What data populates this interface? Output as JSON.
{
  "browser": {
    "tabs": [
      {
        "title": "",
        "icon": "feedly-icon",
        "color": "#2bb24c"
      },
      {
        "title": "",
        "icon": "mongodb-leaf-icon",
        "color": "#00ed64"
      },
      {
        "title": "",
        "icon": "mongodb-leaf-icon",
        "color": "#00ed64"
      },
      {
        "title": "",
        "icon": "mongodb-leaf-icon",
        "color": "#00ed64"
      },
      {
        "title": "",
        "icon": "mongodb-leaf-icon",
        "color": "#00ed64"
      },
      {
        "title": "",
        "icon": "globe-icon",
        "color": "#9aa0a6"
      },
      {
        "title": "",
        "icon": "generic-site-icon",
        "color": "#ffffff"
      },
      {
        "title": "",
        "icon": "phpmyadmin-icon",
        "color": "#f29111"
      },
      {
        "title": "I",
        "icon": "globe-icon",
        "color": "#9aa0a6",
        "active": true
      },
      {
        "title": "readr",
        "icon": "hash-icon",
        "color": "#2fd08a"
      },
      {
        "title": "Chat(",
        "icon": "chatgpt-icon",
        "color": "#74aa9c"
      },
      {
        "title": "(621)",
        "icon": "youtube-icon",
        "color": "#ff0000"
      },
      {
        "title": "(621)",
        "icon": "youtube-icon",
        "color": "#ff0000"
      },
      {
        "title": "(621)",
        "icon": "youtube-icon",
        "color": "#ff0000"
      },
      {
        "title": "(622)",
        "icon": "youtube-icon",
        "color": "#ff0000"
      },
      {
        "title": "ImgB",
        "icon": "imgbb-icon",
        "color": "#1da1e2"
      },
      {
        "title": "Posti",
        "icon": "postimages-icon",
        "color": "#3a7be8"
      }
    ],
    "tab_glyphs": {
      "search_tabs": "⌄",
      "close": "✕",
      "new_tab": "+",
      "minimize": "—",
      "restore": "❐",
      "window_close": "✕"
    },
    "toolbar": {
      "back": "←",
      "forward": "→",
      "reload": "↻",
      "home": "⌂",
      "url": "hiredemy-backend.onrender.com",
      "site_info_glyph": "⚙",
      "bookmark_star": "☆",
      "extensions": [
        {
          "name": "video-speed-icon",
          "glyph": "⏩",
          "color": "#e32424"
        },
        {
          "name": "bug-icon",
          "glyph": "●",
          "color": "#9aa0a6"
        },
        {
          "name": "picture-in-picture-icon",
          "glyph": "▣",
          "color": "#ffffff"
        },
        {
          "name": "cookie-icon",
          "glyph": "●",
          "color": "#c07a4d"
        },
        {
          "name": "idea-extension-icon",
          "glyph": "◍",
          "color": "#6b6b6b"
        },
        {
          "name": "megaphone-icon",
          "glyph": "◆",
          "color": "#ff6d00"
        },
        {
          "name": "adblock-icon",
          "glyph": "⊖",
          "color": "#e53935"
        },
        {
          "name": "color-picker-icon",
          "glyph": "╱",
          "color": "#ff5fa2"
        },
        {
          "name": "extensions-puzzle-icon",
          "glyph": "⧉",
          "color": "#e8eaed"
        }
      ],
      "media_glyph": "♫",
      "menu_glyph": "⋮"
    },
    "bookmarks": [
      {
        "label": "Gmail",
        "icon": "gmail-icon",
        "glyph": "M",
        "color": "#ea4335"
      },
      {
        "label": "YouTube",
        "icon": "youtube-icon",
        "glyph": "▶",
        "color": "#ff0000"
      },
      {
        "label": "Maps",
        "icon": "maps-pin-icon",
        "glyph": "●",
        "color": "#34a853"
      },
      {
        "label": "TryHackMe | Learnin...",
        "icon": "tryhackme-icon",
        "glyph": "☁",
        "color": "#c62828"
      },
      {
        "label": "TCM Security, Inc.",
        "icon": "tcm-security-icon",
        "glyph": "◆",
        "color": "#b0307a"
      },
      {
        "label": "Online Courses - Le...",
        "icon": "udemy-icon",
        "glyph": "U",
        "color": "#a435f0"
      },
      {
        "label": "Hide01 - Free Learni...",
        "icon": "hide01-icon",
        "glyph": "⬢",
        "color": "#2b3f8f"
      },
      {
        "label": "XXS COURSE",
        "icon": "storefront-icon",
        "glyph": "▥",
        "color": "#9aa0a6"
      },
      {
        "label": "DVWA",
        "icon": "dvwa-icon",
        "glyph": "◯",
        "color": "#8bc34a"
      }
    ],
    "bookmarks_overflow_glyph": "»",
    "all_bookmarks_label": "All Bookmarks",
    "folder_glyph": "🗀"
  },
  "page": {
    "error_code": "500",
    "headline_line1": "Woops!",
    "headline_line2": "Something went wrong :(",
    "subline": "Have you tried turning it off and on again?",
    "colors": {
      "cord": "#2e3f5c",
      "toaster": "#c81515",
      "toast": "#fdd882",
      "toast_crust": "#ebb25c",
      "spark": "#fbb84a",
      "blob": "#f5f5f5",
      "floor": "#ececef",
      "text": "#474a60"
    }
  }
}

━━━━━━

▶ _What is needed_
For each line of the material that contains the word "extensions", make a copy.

▶ _Solution to this problem_
      "extensions": [
          "name": "extensions-puzzle-icon",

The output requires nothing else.